Across the broader ecommerce ecosystem, the different constituencies are doing their part to stimulate the conversion from cash to other payment options. Among the retailers and consumer companies, the bigger players have been proactive in their efforts. Jumia, for instance, frequently offers discounts to encourage the use of digital wallets or credit and debit cards, while both Procter & Gamble and Carrefour have pursued similar promotions in the country.

Credit card issuers, such as Visa and Mastercard, have also taken steps to stem fraud. Visa is working with Moroccan retailers, for instance, to help businesses adopt its “Verified by Visa” program, an authentication protocol in which account holders can confirm their identity through a one-time password.

The government has also sought to modernise its financial infrastructure. While Morocco has traditionally been behind the payments curve, in 2015 its central bank expanded on its definition of what constitutes a “payment institution”. The updated classification now allows non-bank providers and fintechs to offer digital wallets. In 2016, the government unveiled the “Digital 2020” initiative to position Morocco as a digital hub in French-speaking Africa. And earlier in 2019, Morocco unveiled a reform program to address social and economic inclusion, with approximately USD 700 million in funding from the World Bank.

This program is focused on three core pillars: to enhance financial inclusion for individuals and entrepreneurs, support the development of digital platforms and infrastructure (ie, increasing broadband internet access), and enhancing support to digital entrepreneurs. But beyond just creating a more inviting backdrop for digital businesses, another stated goal is to create more options around mobile payment solutions to increase the efficiency and lower the cost of transactions.

There is some evidence these efforts are showing traction. In a recent survey of online shoppers in Morocco by The CMI, nearly 60% of respondents expressed confidence when making online purchases and payments. Not to be overlooked, international brands are also building out ecommerce capabilities. Global retailing giant Zara, to name one, launched a Moroccan website in May 2019.

As consumers begin to trust the local payments landscape, commerce typically follows, which underscores the opportunity for global brands. The key before building market share, however, is to build trust. This represents another component to the first-mover advantage, at least in Morocco.

About Michel Golffed
vspace=2Michel is Vice President of Growth at dLocal. He is focused on leading strategic partnerships with fintech ecosystem players, as well as fostering relationships with key merchants while guiding them to implement holistic cross-border payments strategies that maximise conversions. Prior to this, Michel was CTO of dLocal, leading the companys engineering and innovation efforts and scaling its payments technology. 

About dLocal
vspace=2dLocal is an award-winning 360 payments technology platform designed to handle mass online payments in growth markets across Latin America, APAC, Middle East, and Africa.
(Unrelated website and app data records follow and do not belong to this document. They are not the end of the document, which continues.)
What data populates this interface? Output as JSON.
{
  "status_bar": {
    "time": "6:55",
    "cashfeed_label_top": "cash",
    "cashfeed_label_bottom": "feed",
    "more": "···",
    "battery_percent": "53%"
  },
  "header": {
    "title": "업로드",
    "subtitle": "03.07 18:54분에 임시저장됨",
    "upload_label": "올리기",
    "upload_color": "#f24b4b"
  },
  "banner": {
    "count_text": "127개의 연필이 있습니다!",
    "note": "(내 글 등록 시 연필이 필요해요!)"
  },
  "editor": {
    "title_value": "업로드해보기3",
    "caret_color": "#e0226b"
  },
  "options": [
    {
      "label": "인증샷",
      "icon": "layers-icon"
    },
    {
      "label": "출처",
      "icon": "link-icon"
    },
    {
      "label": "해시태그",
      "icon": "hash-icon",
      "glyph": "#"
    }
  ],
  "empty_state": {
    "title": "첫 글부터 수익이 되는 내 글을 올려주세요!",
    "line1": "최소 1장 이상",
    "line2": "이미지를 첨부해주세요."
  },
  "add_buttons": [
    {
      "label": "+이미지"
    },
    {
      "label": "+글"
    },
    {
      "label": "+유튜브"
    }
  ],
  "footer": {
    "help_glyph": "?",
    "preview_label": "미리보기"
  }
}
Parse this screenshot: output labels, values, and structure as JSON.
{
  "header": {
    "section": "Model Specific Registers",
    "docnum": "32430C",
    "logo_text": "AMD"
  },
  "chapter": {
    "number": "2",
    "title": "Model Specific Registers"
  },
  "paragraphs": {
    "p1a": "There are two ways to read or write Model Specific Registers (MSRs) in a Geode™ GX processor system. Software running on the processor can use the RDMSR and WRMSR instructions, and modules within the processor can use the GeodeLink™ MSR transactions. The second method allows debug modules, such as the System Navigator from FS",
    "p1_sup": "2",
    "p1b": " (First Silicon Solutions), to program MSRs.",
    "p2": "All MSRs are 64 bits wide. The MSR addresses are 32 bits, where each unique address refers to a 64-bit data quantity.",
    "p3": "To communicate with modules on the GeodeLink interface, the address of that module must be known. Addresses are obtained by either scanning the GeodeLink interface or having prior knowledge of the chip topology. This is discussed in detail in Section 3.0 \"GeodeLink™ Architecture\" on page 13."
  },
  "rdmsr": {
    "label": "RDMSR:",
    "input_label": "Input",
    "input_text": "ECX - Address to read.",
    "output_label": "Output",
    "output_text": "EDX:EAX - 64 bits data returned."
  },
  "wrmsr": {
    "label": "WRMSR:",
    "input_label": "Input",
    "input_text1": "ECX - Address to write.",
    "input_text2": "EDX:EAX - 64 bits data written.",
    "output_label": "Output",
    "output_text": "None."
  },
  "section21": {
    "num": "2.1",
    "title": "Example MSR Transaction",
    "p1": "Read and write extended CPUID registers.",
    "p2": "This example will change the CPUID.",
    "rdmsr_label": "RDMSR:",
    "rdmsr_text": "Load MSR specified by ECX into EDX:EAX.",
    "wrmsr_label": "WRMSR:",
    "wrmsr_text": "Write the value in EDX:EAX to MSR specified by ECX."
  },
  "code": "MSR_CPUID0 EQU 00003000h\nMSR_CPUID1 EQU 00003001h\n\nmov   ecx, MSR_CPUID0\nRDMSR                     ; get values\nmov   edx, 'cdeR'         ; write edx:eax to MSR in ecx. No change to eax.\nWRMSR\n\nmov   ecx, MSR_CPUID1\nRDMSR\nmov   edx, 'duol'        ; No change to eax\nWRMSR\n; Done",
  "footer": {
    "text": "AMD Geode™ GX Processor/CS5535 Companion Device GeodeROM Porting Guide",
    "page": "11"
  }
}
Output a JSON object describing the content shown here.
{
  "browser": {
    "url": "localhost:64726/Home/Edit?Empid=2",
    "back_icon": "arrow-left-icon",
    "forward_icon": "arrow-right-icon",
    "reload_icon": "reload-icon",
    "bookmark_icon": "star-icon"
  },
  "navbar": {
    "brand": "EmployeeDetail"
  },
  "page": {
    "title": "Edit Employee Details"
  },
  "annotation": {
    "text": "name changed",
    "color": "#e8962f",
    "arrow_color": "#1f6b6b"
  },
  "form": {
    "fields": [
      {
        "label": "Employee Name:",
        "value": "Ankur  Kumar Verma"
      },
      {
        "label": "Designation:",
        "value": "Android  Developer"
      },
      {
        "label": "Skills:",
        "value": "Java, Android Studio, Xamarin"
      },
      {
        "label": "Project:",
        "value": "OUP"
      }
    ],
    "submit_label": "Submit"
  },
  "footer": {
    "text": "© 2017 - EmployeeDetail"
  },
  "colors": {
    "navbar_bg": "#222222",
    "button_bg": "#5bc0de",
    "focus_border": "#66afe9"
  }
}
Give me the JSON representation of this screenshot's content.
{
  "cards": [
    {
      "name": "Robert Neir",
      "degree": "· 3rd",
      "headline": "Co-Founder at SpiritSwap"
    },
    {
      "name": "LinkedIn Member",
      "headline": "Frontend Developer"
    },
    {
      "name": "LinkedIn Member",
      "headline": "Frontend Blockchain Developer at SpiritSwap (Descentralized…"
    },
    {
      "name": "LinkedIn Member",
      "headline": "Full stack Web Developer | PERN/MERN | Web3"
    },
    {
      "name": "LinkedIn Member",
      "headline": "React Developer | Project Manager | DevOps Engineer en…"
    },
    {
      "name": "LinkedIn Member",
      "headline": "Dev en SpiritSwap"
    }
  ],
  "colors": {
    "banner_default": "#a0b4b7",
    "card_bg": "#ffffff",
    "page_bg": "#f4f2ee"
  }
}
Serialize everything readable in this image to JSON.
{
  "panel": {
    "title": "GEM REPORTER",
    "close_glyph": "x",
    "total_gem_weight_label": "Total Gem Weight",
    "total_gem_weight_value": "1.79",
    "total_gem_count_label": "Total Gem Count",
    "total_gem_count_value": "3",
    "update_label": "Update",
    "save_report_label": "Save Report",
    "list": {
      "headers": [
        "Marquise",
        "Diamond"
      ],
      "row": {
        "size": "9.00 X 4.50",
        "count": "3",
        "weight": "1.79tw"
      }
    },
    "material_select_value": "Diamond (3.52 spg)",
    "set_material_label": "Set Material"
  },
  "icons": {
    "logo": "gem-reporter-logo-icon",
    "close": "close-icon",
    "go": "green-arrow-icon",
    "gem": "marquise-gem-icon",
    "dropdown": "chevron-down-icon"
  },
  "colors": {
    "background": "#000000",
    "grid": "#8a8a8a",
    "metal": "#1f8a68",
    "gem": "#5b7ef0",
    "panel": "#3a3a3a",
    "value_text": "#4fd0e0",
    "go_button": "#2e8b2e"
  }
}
Over 450 global ecommerce retailers, SaaS companies, online travel providers, and marketplaces rely on dLocal to accept and integrate more than 300 locally-relevant payment methods in a single API.

Free Headlines in your E-mail

Every day we send out a free e-mail with the most important headlines of the last 24 hours.

Subscribe now

Keywords: Morocco, dLocal, ecommerce, Africa, marketplace, Jumia, payments , retail, emergent market, bank, bank account, digital wallet, credit card, debit card, Visa, MasterCard, fraud prevention, financial inclusion
Categories: Payments & Commerce
Countries: Morocco
This article is part of category

Payments & Commerce